The Australian farmed barramundi industry output is forecast to rise sharply over the next three years. Production will double in the next twelve months as expansion of existing operations in Queensland, and new operations in the Northern Territory, NSW, Victoria and WA, come on line. Barramundi has enjoyed relatively high market prices in the past and is considered a premium fish. It is an ideal candidate for tropical aquaculture and can be produced in saltwater and freshwater. It is now successfully grown in fresh and saltwater ponds, cages systems in marine, estuarine and in freshwater locations, in recirculation tank and pond systems, and in flow through tank systems using geothermal water. In fact barramundi is now commercially grown in every mainland State in Australia.
As the supply of barramundi increases the market price has fallen. There is a need to address this pressure on price. To date there has been very little coordinated generic marketing activity by the farmed barramundi industry. Therefore there is a real need to undertake targeted generic promotional activity based on consistent, specified quality produce. This situation is not unique to barramundi but translates across the entire aquaculture industry, particularly in other aquaculture sectors experiencing rapid growth.

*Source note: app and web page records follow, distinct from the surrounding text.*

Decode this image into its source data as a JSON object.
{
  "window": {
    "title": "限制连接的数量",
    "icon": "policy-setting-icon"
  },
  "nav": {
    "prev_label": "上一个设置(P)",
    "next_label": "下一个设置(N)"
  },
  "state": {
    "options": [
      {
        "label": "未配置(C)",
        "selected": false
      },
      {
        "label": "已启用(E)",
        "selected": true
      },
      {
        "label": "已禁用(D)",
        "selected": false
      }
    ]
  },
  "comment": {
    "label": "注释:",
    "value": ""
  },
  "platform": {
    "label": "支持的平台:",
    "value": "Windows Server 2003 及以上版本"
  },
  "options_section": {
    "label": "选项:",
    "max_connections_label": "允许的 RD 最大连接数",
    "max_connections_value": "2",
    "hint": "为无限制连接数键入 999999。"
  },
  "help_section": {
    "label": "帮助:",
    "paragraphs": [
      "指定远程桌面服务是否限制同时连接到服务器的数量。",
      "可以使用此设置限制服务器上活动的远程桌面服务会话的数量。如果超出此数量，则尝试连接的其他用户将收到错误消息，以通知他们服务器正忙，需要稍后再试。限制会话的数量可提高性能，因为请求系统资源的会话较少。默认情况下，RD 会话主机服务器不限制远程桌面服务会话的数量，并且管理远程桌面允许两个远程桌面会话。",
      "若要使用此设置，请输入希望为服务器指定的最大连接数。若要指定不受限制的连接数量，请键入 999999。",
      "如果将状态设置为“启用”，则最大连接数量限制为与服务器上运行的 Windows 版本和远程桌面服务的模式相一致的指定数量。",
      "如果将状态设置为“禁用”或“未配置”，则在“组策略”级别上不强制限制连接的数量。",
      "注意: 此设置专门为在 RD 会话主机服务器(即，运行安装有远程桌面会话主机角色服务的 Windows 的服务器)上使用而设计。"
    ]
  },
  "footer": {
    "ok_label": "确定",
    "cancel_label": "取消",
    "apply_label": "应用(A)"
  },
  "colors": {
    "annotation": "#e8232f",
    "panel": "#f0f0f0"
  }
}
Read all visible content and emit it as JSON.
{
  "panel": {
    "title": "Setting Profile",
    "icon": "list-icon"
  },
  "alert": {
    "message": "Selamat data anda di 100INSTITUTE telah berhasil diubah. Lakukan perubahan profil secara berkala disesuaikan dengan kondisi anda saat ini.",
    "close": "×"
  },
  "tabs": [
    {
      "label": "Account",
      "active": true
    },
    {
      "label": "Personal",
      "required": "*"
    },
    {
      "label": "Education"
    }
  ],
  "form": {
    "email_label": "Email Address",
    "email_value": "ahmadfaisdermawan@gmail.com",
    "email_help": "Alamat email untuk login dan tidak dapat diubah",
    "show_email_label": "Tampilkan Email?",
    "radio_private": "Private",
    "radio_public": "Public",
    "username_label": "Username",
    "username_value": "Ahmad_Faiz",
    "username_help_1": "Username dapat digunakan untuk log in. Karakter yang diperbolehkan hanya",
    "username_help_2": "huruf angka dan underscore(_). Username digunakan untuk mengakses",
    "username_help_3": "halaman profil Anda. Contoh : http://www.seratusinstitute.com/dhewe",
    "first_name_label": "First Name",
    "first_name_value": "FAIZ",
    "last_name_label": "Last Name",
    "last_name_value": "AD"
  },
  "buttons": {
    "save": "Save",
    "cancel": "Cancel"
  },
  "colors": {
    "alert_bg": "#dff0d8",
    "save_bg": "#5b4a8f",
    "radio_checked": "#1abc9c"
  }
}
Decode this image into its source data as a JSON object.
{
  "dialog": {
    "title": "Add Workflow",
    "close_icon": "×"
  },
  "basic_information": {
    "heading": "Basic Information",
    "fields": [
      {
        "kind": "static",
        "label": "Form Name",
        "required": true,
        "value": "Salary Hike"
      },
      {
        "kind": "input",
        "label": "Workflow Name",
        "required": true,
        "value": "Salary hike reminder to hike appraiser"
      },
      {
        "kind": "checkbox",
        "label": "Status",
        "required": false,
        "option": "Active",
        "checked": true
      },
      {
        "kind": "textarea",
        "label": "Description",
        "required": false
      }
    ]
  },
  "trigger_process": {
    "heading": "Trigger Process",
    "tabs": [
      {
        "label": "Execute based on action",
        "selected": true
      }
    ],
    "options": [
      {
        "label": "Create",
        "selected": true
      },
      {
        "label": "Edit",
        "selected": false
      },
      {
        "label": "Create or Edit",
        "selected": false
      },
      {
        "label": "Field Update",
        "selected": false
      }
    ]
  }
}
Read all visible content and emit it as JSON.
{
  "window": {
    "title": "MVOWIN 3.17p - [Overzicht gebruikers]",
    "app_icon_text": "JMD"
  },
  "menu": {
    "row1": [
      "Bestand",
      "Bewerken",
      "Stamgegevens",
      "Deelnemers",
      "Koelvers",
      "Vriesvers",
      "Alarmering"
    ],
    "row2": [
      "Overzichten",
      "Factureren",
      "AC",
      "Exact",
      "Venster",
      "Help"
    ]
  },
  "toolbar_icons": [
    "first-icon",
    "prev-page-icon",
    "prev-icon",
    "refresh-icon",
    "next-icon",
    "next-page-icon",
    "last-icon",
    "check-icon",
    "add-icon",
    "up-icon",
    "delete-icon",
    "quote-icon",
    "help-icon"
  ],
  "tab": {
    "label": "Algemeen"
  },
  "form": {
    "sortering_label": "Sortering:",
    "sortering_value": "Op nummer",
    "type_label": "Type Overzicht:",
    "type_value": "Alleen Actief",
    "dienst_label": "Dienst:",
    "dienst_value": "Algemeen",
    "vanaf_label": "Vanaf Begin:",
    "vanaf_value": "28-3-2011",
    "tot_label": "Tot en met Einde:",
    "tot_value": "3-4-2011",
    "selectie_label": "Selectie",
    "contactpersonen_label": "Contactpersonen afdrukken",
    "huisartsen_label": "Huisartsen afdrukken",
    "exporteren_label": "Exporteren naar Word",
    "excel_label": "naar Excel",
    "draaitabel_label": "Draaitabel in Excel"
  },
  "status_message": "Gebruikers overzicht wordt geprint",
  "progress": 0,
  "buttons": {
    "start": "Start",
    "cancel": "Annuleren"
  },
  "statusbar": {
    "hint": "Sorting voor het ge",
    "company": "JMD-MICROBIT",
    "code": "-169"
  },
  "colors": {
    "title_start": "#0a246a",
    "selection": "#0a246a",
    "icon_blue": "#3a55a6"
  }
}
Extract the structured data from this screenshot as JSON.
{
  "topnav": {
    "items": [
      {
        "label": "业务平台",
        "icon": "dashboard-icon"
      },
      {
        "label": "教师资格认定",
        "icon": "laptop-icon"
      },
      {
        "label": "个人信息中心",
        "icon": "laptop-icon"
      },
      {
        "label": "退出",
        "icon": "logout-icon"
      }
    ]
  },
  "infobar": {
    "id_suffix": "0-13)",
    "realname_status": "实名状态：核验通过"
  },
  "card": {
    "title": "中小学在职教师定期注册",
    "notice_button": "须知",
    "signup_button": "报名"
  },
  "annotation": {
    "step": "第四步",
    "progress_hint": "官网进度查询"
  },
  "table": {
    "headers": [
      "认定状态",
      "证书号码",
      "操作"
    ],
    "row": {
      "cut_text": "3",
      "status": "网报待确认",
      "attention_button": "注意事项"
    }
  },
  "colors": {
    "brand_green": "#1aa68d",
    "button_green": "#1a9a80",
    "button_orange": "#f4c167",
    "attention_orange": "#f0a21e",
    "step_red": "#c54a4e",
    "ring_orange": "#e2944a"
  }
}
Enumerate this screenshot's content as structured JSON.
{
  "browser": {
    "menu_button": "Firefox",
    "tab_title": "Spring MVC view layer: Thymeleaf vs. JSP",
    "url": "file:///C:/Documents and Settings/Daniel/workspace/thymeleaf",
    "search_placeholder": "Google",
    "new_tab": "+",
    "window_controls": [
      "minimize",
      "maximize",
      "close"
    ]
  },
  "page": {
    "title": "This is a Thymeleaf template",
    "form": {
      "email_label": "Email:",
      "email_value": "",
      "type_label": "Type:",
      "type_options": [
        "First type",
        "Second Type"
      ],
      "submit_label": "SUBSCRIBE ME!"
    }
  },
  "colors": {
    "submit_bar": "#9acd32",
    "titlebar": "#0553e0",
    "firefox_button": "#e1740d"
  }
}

In order to underpin an effective generic market development campaign the industry must address the high variability in quality of product. The high variability in quality of farmed barramundi in the market occurs for a number of reasons. Highly varying production, handling and processing techniques, a lack of understanding and expertise, a lack of willingness to address quality, and importantly, a lack of coordination across the industry. This project seeks to address each of these issues.
It has been recognised that production from the Australian farmed barramundi industry will rise sharply over the next three years. Production is likely to rise to around 4000 tonnes by 2005/06. There will be significant expansion from existing operations particularly in Queensland, Northern Territory, and WA as well as new operations in NSW and Victoria.
The standards cover size, grading, fish condition, flavour, packing and labelling of fresh whole fish and do not cover processed fish, fillets or frozen product. They do not incorporate fish colour.
An objective of this project was to explore the opportunities and options for the introduction of an Association label or mark that would formally identify that a member was producing products that conformed to a set of agreed standards. The label would differentiate the product from other non-accredited product.
The ABFA determined that a label would have to be based on auditable certification and the benefits (profit) from implementing and administering a certification program would have to be worthwhile. It was considered premature to introduce an industry backed accreditation scheme to support the Standards at this point in time, however this position is to be reviewed regularly. It was agreed that the standards should be implemented and promoted to ensure industry wide adoption.
The ABFA Executive formally agreed to adopt the quality standards and the product specifications and initiate a three-year quality program to assess and, where appropriate, implement an accreditation scheme and adopt a quality label.
Keywords: Barramundi, Quality, Standards, Aquaculture.